[Errors, Result, FeedBack, Note] = AnswerTest(StudentAnswer, TeacherAnswer, [Opt], [Raw])
||A CAS expression, assumed to be the student's answer.|
||A CAS expression, assumed to be the model answer.|
||If needed, any options which the specific answer test provides. For example, a variable, the accuracy of the numerical comparison, number of significant figures.|
||If needed, the raw string of the student's input to ensure, e.g. Maxima does not remove trailing zeros when establishing the number of significant figures.|
Since the tests can provide feedback, tests which appear to be symmetrical, e.g. Algebraic Equivalence, really need to assume which expression belongs to the student and which to the teacher.
|Errors||Hopefully this will be empty!|

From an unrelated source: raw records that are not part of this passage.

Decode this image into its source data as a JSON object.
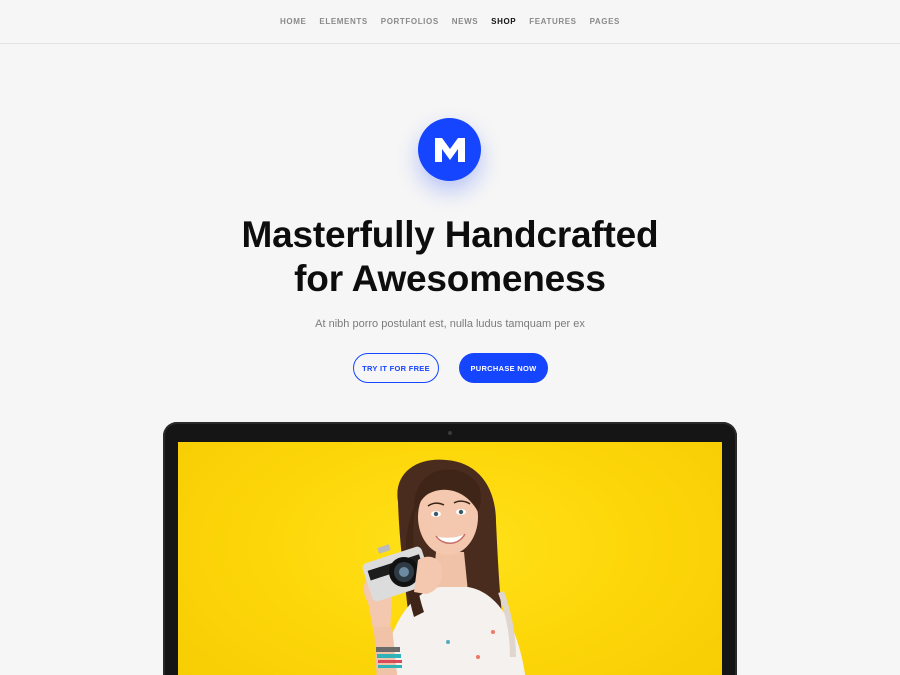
{
  "nav": {
    "items": [
      {
        "label": "HOME"
      },
      {
        "label": "ELEMENTS"
      },
      {
        "label": "PORTFOLIOS"
      },
      {
        "label": "NEWS"
      },
      {
        "label": "SHOP",
        "active": true
      },
      {
        "label": "FEATURES"
      },
      {
        "label": "PAGES"
      }
    ]
  },
  "hero": {
    "logo_letter": "M",
    "headline_line1": "Masterfully Handcrafted",
    "headline_line2": "for Awesomeness",
    "subtitle": "At nibh porro postulant est, nulla ludus tamquam per ex"
  },
  "buttons": {
    "try_label": "TRY IT FOR FREE",
    "purchase_label": "PURCHASE NOW"
  },
  "colors": {
    "accent": "#1645ff",
    "background": "#f6f6f6",
    "screen_yellow": "#fdd70a"
  },
  "icons": {
    "logo": "m-logo-icon",
    "camera": "camera-icon"
  }
}
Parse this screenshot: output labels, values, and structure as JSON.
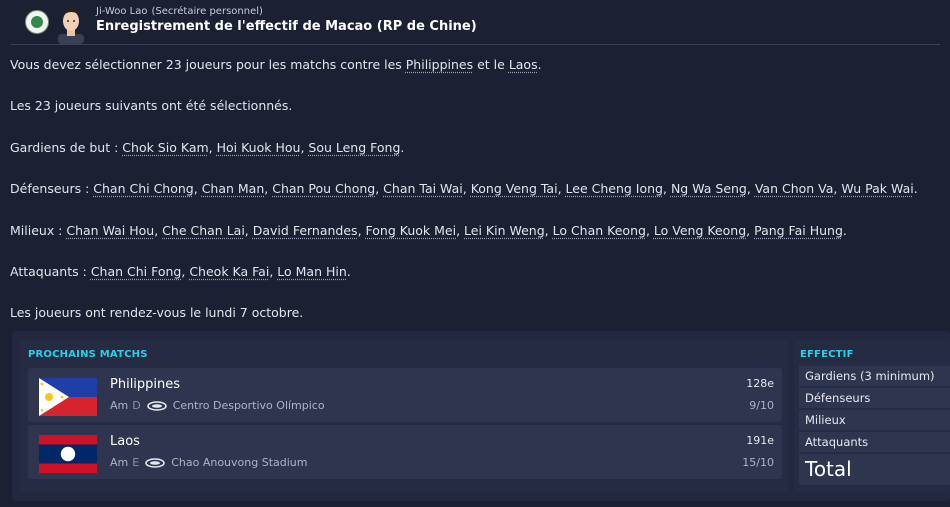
{
  "header": {
    "sender_name": "Ji-Woo Lao",
    "sender_role": "(Secrétaire personnel)",
    "title": "Enregistrement de l'effectif de Macao (RP de Chine)",
    "club_badge_icon": "club-crest-icon"
  },
  "message": {
    "intro": {
      "before": "Vous devez sélectionner 23 joueurs pour les matchs contre les ",
      "team1": "Philippines",
      "middle": " et le ",
      "team2": "Laos",
      "after": "."
    },
    "selected_line": "Les 23 joueurs suivants ont été sélectionnés.",
    "goalkeepers": {
      "label": "Gardiens de but : ",
      "players": [
        "Chok Sio Kam",
        "Hoi Kuok Hou",
        "Sou Leng Fong"
      ]
    },
    "defenders": {
      "label": "Défenseurs : ",
      "players": [
        "Chan Chi Chong",
        "Chan Man",
        "Chan Pou Chong",
        "Chan Tai Wai",
        "Kong Veng Tai",
        "Lee Cheng Iong",
        "Ng Wa Seng",
        "Van Chon Va",
        "Wu Pak Wai"
      ]
    },
    "midfielders": {
      "label": "Milieux : ",
      "players": [
        "Chan Wai Hou",
        "Che Chan Lai",
        "David Fernandes",
        "Fong Kuok Mei",
        "Lei Kin Weng",
        "Lo Chan Keong",
        "Lo Veng Keong",
        "Pang Fai Hung"
      ]
    },
    "attackers": {
      "label": "Attaquants : ",
      "players": [
        "Chan Chi Fong",
        "Cheok Ka Fai",
        "Lo Man Hin"
      ]
    },
    "meeting_line": "Les joueurs ont rendez-vous le lundi 7 octobre."
  },
  "upcoming": {
    "title": "PROCHAINS MATCHS",
    "matches": [
      {
        "team": "Philippines",
        "type": "Am",
        "venue_code": "D",
        "stadium": "Centro Desportivo Olímpico",
        "rank": "128e",
        "date": "9/10",
        "flag_icon": "philippines-flag-icon"
      },
      {
        "team": "Laos",
        "type": "Am",
        "venue_code": "E",
        "stadium": "Chao Anouvong Stadium",
        "rank": "191e",
        "date": "15/10",
        "flag_icon": "laos-flag-icon"
      }
    ]
  },
  "squad": {
    "title": "EFFECTIF",
    "rows": [
      "Gardiens (3 minimum)",
      "Défenseurs",
      "Milieux",
      "Attaquants"
    ],
    "total_label": "Total"
  },
  "colors": {
    "background": "#1c2033",
    "accent": "#29d1e8",
    "row": "#2f354f"
  }
}
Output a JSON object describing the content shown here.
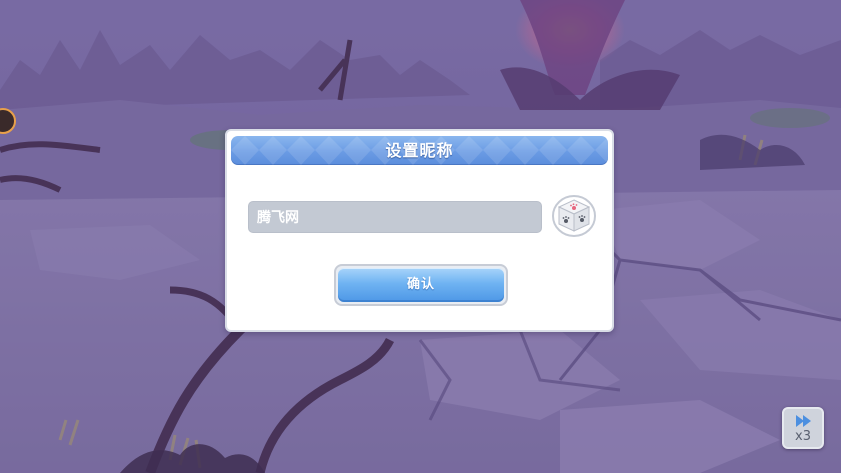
{
  "dialog": {
    "title": "设置昵称",
    "nickname_value": "腾飞网",
    "confirm_label": "确认",
    "dice_icon": "dice-icon"
  },
  "speed": {
    "icon": "fast-forward-icon",
    "label": "x3"
  },
  "colors": {
    "header_blue": "#6a9be4",
    "confirm_blue": "#6fb3f2",
    "input_gray": "#c3c9d3",
    "dialog_white": "#ffffff",
    "background_purple": "#6f5f8e"
  }
}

|FeedBack||This is a text string which is displayed to the student. It is CASText which may depend on properties of the student's answer.|
|Note||This is a text string which is used for Reporting. Each answer note is concatenated with the previous notes and any contributions from the branch.|
The feedback is only shown to a student if the quiet option is set to 'no'. We provide a static page giving the outcome of all answer test results. These pages are automatically generated by the STACK unit tests and help illustrate, by examples, the exact behaviour of the tests. These pages provide examples of feedback provided by each test.
Documentation is grouped as follows.
- Equivalence, e.g. algebraic equivalence (many variations).
- Syntactic form, e.g. checking the student's expression is in factored form.
- Rules-based tests, e.g. equivalence up to associativity and commutativity and advanced bespoke tests.
- Numerical tests including accuracy, e.g. is written to 3 decimal places.
- Scientific, e.g. for dealing with dimensional numerical quantities.
- Calculus, e.g. for symbolic integration questions.
- String match tests and regular expressions.
- Other specific subject tests, e.g. sets, logical expressions.
Pre-pocessing students' answers
You can apply functions before applying the tests using the feedback variables. For example, to ignore case sensitivity you can apply the Maxima commands defined by STACK
exdowncase(ex) to the arguments, before you apply one of the other answer tests. However, some tests really require the raw student's input. E.g. the numerical decimal place test really requires the name of an input as the
SAns field. If you manipulate an input, you may end up dropping trailing zeros and ruining the number of decimal places in the expression. STACK will warn you if you need to use the name of an input.
Sometimes it is very useful to work offline using the desktop version of Maxima. How to do this is explained in the STACK-maxima-sandbox.
The Maxima code for each answer test is the name of the test with
AT in front. E.g. the algebraic equivalence
AlgEquiv test is called in the sandbox as
ATAlgEquiv. E.g. to test two expressions in the sandbox type
In the STACK question dashboard, and some of the reporting features, you may see expressions such as the above. These can be copied into Maxima to help test individual questions.